The FBI said the thieves use the account information to make wire transfers of the user’s money. A portion of the wire transfers are being transmitted directly to high-end jewelry stores. Investigation has shown the perpetrators contact the high-end jeweler requesting to purchase precious stones and high-end watches. They say they will wire the money to the jeweler’s account and someone will come to pick up the merchandise. The next day when a money mule arrives at the store, the jeweler confirms the money has been transferred or is listed as “pending” and releases the merchandise to the mule. Later on, the transaction is reversed or canceled, and the jeweler is out whatever jewels the money mule was able to obtain.
After the user’s account has been compromised, the thieves conduct what’s called a distributed denial of service attack on the user’s financial institution. Investigators believe the attacks are used to deflect attention from wire transfers as well to make the institutions unable to reverse the transactions if found.
The FBI is asking consumers to be cautious of opening email from senders or email addresses that are not familiar.

F-Secure finds rare digitally signed malware

Researchers at F-Secure have uncovered a rarity–malware that is signed with a valid code-signing certificate stolen from a government.
The malware uses a certificate for mardi.gov.my, which is the Agricultural Research and Development Institute of Malaysia. That agency told F-Secure that the certificate had been stolen “quite some time ago.” It expired at the end of September so is no longer effective for authentication.
The Trojan program, which F-Secure detected as Agent.DTIW, spreads via malicious PDF files that exploit a vulnerability in Adobe Reader 8, according to the F-Secure blog.
“The malware downloads additional malicious components from a server called worldnewsmagazines.org. Some of those components are also signed, although this time by an entity called www.esupplychain.com.tw,” the blog post says.

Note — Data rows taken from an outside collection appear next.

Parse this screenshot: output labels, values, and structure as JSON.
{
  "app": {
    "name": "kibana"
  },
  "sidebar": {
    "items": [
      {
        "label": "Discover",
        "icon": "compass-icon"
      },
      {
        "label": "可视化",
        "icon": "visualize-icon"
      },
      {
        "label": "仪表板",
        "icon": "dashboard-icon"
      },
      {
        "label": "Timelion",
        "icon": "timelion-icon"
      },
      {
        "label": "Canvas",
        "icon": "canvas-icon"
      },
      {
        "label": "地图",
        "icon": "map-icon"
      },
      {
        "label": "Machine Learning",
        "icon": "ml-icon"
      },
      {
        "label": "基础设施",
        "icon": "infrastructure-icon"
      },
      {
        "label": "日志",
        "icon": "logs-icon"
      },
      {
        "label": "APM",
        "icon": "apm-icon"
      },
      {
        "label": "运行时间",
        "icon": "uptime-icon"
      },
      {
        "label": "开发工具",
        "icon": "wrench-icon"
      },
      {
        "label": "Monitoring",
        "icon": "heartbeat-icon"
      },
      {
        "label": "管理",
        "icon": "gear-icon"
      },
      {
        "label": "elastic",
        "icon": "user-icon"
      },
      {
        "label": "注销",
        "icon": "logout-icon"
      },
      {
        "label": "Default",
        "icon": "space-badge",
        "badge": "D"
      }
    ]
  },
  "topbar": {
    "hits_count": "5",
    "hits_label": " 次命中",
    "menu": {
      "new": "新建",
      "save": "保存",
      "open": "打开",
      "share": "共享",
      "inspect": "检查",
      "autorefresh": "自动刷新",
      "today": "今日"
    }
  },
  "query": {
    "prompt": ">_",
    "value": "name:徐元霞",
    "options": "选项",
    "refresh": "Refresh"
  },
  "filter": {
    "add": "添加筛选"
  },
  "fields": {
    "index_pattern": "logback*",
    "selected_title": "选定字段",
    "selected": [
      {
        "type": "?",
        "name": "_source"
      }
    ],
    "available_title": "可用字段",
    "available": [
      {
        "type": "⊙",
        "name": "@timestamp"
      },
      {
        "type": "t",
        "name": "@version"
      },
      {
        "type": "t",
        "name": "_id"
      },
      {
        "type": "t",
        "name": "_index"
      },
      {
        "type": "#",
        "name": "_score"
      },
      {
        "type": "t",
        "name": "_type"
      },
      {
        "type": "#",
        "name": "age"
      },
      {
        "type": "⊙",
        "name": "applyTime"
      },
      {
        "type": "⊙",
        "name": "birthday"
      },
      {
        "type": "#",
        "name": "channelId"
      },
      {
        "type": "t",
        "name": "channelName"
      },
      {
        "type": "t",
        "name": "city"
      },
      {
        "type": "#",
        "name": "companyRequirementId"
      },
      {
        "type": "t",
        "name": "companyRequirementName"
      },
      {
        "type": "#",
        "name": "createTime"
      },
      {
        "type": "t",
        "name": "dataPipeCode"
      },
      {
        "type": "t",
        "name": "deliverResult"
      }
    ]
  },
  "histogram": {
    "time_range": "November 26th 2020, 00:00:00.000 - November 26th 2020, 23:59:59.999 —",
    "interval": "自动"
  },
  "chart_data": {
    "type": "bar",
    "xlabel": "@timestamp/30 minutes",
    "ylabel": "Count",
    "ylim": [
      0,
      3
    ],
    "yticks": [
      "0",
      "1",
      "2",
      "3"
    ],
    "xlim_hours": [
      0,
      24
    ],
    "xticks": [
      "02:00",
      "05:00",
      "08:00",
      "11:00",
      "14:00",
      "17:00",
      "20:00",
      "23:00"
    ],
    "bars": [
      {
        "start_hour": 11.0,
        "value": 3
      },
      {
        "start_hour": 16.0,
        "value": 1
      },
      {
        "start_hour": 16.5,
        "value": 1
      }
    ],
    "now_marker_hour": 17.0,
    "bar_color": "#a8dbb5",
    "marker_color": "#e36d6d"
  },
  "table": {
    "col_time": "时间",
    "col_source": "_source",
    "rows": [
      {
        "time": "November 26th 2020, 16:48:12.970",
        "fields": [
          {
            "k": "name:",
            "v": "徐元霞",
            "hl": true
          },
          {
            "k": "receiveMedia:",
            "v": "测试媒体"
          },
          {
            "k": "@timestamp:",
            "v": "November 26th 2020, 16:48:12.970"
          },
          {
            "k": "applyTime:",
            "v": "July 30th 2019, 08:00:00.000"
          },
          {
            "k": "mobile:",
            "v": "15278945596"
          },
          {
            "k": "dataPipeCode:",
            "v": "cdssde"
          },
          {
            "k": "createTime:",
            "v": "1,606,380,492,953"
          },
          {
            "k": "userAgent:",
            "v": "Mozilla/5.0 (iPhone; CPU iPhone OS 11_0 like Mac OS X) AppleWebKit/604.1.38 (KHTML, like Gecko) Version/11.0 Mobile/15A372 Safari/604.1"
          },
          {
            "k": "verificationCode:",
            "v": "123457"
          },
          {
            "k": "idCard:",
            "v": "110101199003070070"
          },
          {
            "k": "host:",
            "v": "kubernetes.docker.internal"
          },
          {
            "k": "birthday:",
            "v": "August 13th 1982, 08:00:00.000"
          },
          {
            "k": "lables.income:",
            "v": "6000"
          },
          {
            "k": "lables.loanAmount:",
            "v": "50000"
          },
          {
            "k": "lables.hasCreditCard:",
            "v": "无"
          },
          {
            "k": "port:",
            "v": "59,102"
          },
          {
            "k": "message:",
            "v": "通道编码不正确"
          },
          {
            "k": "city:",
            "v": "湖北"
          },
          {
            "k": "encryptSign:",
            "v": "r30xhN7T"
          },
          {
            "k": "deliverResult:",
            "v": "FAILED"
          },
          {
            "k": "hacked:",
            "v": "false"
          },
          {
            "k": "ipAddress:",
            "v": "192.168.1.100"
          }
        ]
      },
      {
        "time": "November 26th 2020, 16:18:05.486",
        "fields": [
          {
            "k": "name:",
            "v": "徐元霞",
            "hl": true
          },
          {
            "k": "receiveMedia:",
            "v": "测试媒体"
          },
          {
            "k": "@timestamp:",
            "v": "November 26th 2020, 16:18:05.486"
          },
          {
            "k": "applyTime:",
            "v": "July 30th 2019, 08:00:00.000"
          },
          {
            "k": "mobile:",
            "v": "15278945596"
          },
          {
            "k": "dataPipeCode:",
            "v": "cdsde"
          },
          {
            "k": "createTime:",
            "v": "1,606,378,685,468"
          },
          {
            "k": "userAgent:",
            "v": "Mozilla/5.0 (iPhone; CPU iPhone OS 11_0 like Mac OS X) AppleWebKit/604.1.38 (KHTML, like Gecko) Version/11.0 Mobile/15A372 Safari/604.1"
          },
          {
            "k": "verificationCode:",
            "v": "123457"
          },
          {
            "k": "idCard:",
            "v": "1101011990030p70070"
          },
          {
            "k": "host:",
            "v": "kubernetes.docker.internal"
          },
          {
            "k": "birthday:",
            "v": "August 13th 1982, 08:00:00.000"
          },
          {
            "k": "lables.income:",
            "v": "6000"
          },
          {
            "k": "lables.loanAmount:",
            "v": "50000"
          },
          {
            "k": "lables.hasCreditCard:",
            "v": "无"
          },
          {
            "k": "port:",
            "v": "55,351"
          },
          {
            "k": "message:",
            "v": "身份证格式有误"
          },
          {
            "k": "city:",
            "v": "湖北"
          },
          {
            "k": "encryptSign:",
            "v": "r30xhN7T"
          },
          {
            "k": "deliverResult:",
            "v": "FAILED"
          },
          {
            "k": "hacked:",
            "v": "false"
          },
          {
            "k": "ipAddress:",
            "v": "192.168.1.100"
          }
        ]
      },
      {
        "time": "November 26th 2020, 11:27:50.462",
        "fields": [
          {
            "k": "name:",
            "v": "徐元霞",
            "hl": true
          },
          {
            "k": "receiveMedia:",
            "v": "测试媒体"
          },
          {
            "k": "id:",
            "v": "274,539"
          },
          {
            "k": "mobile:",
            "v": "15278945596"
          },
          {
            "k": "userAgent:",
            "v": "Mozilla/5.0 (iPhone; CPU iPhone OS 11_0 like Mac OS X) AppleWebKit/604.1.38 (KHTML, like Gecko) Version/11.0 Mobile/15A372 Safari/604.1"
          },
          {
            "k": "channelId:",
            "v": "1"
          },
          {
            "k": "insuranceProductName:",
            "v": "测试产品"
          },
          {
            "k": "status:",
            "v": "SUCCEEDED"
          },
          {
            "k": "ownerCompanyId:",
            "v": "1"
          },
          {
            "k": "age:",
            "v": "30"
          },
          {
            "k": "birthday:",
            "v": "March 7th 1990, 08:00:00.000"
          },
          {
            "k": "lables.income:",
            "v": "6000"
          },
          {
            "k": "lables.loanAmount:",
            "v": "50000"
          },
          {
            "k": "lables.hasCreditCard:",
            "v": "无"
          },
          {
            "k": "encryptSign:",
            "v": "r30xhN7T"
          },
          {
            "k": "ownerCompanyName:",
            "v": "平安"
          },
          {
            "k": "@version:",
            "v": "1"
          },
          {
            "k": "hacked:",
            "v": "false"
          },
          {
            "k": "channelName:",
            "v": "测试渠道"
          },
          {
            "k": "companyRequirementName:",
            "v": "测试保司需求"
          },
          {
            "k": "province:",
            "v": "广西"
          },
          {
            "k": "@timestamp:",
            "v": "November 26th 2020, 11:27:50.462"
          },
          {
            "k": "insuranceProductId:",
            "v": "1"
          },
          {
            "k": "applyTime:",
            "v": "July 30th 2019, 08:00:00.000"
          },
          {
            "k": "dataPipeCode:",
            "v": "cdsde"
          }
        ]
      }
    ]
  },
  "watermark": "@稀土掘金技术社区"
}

Code-signing certificates are used to authenticate software so a computer will trust it and run it.
“It’s not that common to find a signed copy of malware. It’s even rarer that it’s signed with an official key belonging to a government,” Mikko Hypponen wrote on the blog.
Stolen digital certificates are used by hackers to trick people into visiting malicious Web sites, as well as trick computers into running untrusted code. They were used with Stuxnet, which targeted SCADA (supervisory control and data acquisition) systems, and more recently with the recently discovered Duqu malware.
Being targeted by hackers is a growing problem for certificate authorities that issue the certificates. Dutch DigiNotar filed for bankruptcy after its system was breached and a hacker was able to generate fake certificates. The same hacker claimed credit for that breach, as well as one involving CA Comodo and its resellers earlier this year.
And this isn’t the first time there has been an issue with certificates from Malaysia. Earlier this month, Mozilla said that Malaysian certificate authority DigiCert Sdn. Bhd had issued 22 certificates with weak keys. While there was no evidence that the certificates were issued fraudulently, the weak keys allowed the certificates to be compromised, Mozilla said.
Meanwhile, Dutch certificate authority KPN said it was suspending the issuing of certificates after finding a distributed denial-of-service tool on one of its Web servers.
Originally posted at InSecurity Complex